■ GOAL OF THE EXERCISE ■
Each record is to be printed again precisely as it reads.

■ INPUT ■
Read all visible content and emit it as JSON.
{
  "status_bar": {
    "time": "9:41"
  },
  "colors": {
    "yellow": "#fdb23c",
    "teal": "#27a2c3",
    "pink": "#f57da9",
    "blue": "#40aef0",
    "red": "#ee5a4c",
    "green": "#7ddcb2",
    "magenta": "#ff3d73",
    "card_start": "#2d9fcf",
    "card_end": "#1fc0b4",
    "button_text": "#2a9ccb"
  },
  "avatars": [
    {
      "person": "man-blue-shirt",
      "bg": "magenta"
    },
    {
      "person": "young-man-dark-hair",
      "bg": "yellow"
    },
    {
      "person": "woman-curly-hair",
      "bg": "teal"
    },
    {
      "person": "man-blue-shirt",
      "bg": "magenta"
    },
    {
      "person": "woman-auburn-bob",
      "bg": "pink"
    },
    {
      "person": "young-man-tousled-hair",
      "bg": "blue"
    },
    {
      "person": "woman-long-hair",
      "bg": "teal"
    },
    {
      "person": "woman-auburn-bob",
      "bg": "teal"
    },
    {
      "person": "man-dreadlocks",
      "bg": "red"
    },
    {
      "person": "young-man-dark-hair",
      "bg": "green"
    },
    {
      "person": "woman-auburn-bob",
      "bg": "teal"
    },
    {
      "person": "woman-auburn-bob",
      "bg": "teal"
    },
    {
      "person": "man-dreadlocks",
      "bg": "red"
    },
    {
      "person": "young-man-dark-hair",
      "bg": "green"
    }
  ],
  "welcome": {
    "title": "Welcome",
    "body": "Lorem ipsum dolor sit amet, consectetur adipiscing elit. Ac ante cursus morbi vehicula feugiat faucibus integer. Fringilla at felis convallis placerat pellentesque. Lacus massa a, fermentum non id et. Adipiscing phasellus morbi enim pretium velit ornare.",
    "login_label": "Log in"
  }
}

■ TASK SOLUTION ■
Read all visible content and emit it as JSON.
{
  "status_bar": {
    "time": "9:41"
  },
  "colors": {
    "yellow": "#fdb23c",
    "teal": "#27a2c3",
    "pink": "#f57da9",
    "blue": "#40aef0",
    "red": "#ee5a4c",
    "green": "#7ddcb2",
    "magenta": "#ff3d73",
    "card_start": "#2d9fcf",
    "card_end": "#1fc0b4",
    "button_text": "#2a9ccb"
  },
  "avatars": [
    {
      "person": "man-blue-shirt",
      "bg": "magenta"
    },
    {
      "person": "young-man-dark-hair",
      "bg": "yellow"
    },
    {
      "person": "woman-curly-hair",
      "bg": "teal"
    },
    {
      "person": "man-blue-shirt",
      "bg": "magenta"
    },
    {
      "person": "woman-auburn-bob",
      "bg": "pink"
    },
    {
      "person": "young-man-tousled-hair",
      "bg": "blue"
    },
    {
      "person": "woman-long-hair",
      "bg": "teal"
    },
    {
      "person": "woman-auburn-bob",
      "bg": "teal"
    },
    {
      "person": "man-dreadlocks",
      "bg": "red"
    },
    {
      "person": "young-man-dark-hair",
      "bg": "green"
    },
    {
      "person": "woman-auburn-bob",
      "bg": "teal"
    },
    {
      "person": "woman-auburn-bob",
      "bg": "teal"
    },
    {
      "person": "man-dreadlocks",
      "bg": "red"
    },
    {
      "person": "young-man-dark-hair",
      "bg": "green"
    }
  ],
  "welcome": {
    "title": "Welcome",
    "body": "Lorem ipsum dolor sit amet, consectetur adipiscing elit. Ac ante cursus morbi vehicula feugiat faucibus integer. Fringilla at felis convallis placerat pellentesque. Lacus massa a, fermentum non id et. Adipiscing phasellus morbi enim pretium velit ornare.",
    "login_label": "Log in"
  }
}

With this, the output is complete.